Exercise details – From the entries below, return every line that includes the word "content".

*** Opening Recorded information ***

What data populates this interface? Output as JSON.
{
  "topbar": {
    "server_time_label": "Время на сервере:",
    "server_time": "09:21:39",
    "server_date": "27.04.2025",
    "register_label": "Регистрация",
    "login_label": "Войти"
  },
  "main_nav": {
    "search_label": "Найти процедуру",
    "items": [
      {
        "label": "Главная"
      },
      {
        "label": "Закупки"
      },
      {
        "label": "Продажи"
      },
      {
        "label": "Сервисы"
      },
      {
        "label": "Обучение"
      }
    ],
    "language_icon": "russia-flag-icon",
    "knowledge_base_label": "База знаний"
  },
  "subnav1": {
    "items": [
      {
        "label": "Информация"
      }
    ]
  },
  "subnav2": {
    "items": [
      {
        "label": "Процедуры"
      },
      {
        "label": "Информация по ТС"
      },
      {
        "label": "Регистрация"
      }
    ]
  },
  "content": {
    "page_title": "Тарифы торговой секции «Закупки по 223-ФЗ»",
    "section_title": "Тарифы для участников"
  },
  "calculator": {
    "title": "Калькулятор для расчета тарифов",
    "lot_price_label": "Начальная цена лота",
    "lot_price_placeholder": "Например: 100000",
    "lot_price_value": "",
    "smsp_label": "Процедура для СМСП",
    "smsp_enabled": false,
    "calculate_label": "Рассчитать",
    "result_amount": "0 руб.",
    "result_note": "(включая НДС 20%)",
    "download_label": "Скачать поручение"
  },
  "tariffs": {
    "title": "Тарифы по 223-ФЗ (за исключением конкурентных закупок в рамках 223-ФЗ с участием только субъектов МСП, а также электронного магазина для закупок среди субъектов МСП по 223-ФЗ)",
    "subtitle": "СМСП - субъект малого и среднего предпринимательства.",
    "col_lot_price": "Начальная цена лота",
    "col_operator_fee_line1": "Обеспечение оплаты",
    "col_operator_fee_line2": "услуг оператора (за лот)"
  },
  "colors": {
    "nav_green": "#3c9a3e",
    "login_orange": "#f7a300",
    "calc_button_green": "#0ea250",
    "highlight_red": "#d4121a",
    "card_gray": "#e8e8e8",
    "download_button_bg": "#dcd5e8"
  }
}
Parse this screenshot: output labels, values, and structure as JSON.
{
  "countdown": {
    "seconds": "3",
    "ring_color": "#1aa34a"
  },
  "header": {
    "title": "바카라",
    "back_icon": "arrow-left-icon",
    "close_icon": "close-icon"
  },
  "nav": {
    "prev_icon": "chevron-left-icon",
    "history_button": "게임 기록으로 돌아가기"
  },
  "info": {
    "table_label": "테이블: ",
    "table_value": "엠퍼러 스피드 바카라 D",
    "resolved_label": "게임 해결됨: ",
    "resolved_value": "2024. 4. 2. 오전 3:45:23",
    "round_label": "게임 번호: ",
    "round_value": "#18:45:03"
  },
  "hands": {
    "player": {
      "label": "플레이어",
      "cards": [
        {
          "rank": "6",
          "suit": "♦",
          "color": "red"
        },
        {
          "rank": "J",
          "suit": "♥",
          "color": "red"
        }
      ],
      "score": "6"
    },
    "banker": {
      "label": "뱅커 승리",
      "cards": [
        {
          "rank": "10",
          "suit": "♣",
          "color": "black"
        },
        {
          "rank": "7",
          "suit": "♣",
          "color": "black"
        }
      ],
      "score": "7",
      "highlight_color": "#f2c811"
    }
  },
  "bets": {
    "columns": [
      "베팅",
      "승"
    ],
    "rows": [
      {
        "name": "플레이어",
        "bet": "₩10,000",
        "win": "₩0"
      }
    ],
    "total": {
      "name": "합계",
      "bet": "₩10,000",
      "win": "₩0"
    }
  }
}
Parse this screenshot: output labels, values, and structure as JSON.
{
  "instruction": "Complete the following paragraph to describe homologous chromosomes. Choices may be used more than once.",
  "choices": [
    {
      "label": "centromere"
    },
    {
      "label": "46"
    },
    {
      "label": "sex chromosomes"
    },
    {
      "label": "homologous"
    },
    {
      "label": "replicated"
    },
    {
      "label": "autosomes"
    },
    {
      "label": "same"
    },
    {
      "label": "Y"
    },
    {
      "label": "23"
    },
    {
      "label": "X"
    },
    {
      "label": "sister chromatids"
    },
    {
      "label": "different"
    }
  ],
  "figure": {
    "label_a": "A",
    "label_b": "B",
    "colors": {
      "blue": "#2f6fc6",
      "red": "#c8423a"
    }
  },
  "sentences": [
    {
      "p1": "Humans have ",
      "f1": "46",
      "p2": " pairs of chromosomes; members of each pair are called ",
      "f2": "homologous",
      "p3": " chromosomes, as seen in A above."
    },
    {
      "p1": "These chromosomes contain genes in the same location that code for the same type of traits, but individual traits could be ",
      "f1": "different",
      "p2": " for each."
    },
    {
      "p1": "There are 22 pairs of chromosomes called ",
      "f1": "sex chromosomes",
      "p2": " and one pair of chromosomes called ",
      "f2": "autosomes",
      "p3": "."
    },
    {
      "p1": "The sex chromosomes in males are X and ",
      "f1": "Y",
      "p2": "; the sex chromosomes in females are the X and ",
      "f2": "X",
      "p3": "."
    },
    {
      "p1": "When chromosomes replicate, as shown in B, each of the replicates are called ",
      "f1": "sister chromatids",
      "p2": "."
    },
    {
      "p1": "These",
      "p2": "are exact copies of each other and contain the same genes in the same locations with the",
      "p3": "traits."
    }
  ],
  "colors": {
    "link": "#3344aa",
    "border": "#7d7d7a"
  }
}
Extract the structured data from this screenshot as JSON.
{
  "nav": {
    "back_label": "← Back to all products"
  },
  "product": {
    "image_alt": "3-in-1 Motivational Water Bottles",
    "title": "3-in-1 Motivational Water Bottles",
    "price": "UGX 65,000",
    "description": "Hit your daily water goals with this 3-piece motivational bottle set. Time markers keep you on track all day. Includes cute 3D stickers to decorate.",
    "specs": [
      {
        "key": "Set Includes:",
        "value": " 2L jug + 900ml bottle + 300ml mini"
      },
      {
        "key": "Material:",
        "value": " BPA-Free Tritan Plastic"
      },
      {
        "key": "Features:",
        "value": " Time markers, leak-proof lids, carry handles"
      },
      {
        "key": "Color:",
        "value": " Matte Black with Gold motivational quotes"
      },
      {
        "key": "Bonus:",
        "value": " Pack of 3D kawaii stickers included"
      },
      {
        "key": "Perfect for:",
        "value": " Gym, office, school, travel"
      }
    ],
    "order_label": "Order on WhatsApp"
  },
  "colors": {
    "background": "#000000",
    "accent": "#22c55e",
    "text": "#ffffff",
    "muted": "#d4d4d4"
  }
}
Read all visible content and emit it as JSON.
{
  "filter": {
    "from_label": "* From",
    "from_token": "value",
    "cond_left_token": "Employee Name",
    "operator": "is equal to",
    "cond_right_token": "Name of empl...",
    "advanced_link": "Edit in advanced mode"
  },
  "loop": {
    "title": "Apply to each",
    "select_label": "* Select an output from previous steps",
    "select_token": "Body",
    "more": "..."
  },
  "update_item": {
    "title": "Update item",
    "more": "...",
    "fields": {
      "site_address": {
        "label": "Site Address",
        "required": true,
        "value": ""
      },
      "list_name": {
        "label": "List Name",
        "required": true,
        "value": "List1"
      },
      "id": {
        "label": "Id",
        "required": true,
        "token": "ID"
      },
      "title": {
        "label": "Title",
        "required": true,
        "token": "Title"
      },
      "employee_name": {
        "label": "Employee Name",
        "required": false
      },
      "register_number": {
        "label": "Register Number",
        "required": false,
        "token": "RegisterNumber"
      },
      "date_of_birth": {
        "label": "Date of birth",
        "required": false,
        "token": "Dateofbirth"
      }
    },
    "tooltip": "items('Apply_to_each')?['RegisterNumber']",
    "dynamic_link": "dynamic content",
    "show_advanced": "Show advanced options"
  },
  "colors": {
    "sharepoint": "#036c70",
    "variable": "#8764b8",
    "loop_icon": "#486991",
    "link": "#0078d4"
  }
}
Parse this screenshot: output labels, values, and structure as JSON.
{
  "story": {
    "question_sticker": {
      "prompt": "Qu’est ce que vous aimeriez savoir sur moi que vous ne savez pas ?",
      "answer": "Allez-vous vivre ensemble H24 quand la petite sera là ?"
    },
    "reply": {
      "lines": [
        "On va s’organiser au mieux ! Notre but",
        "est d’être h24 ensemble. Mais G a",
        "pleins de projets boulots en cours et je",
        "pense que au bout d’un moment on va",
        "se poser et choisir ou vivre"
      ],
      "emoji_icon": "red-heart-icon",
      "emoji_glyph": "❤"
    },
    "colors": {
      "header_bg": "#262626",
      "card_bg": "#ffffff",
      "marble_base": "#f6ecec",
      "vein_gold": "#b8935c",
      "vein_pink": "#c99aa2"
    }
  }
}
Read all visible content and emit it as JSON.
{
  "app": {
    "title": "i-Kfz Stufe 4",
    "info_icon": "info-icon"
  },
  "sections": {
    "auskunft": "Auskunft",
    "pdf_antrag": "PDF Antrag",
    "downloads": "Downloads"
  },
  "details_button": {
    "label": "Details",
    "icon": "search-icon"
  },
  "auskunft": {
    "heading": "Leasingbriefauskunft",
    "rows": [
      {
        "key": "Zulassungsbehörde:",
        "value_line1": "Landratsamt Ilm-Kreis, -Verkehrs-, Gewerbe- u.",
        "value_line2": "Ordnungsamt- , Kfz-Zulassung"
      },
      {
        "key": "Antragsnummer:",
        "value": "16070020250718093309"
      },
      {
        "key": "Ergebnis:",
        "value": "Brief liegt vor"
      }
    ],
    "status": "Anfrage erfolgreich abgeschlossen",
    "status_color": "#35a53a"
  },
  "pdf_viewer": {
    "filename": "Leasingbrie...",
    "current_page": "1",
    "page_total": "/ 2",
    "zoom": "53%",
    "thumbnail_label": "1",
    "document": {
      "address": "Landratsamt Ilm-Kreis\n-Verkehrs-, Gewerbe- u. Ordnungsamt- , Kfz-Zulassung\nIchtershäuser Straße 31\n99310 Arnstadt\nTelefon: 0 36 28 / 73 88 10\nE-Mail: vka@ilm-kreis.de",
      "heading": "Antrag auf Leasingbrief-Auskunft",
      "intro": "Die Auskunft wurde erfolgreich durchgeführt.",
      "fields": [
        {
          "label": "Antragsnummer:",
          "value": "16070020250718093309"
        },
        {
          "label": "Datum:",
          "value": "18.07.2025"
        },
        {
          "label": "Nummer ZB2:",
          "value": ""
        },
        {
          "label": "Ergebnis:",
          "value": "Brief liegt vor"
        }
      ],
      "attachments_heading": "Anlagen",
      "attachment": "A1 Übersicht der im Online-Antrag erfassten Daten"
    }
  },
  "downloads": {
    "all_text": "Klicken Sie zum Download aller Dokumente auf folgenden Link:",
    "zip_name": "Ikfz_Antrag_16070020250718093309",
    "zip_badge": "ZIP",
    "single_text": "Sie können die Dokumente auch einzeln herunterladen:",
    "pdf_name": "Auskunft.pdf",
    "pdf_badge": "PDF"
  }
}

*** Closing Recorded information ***

Finished task –
  "content": {
Read all visible content and emit it as JSON.
    "dynamic_link": "dynamic content",
Read all visible content and emit it as JSON.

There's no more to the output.